• _Provided records_
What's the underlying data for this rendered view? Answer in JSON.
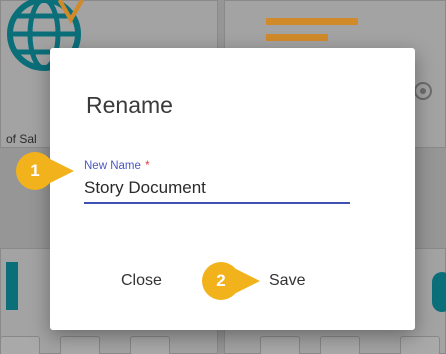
{
  "background": {
    "partial_text": "of Sal"
  },
  "dialog": {
    "title": "Rename",
    "field": {
      "label": "New Name",
      "required_marker": "*",
      "value": "Story Document"
    },
    "buttons": {
      "close_label": "Close",
      "save_label": "Save"
    }
  },
  "callouts": [
    {
      "number": "1",
      "target": "new-name-field"
    },
    {
      "number": "2",
      "target": "save-button"
    }
  ],
  "colors": {
    "accent": "#3f51b5",
    "label": "#4a58c0",
    "required": "#e53935",
    "callout": "#f2b21b",
    "overlay_bg": "#969696"
  }
}
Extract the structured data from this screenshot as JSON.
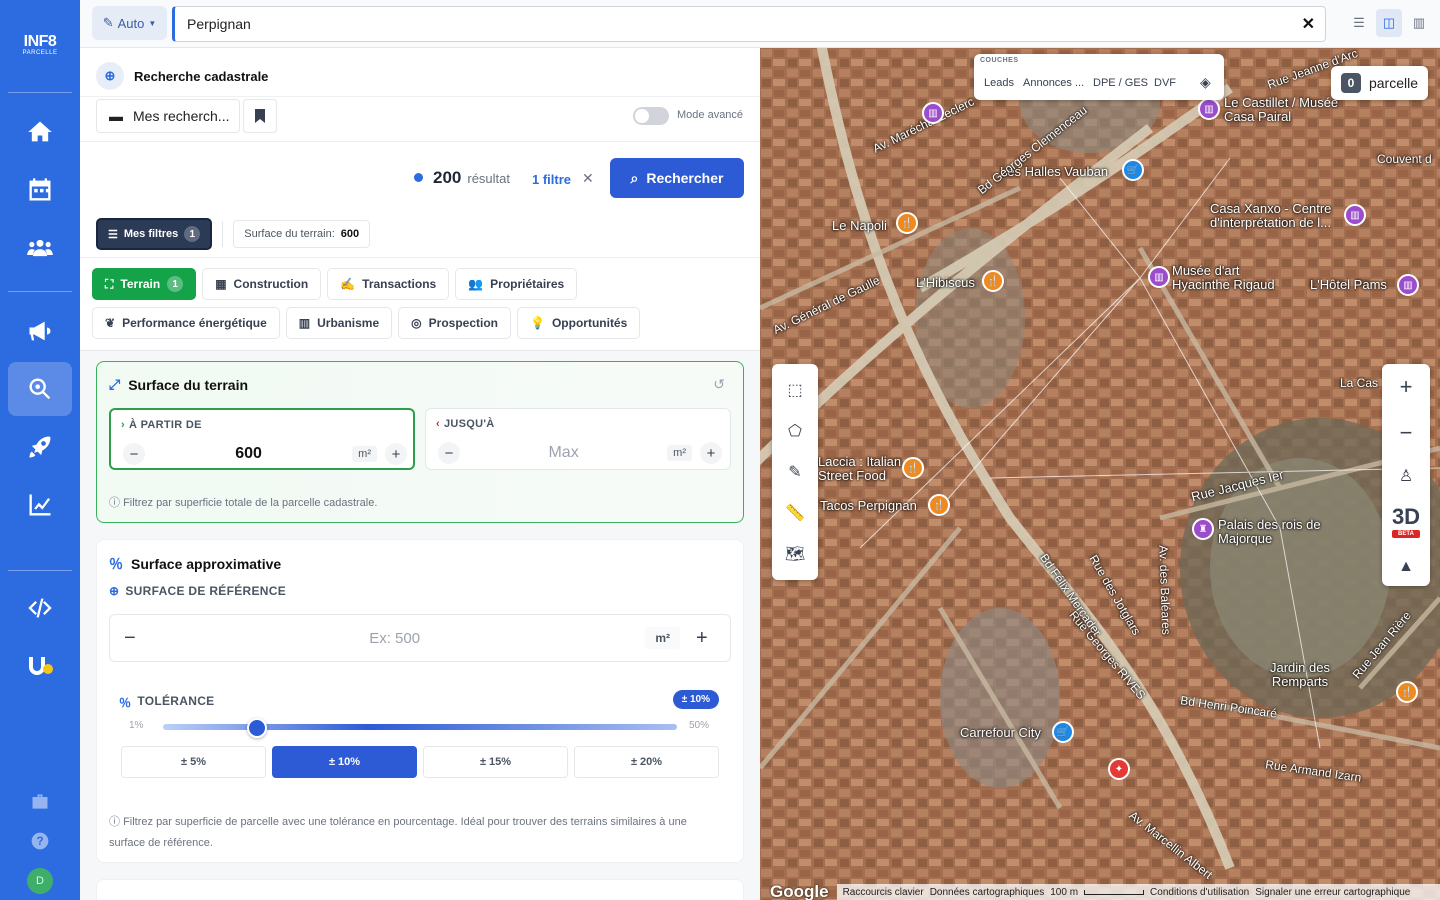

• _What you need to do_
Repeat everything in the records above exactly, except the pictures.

• _Answer box_
What's the underlying data for this rendered view? Answer in JSON.
{
  "background": {
    "partial_text": "of Sal"
  },
  "dialog": {
    "title": "Rename",
    "field": {
      "label": "New Name",
      "required_marker": "*",
      "value": "Story Document"
    },
    "buttons": {
      "close_label": "Close",
      "save_label": "Save"
    }
  },
  "callouts": [
    {
      "number": "1",
      "target": "new-name-field"
    },
    {
      "number": "2",
      "target": "save-button"
    }
  ],
  "colors": {
    "accent": "#3f51b5",
    "label": "#4a58c0",
    "required": "#e53935",
    "callout": "#f2b21b",
    "overlay_bg": "#969696"
  }
}
Extract the structured data from this screenshot as JSON.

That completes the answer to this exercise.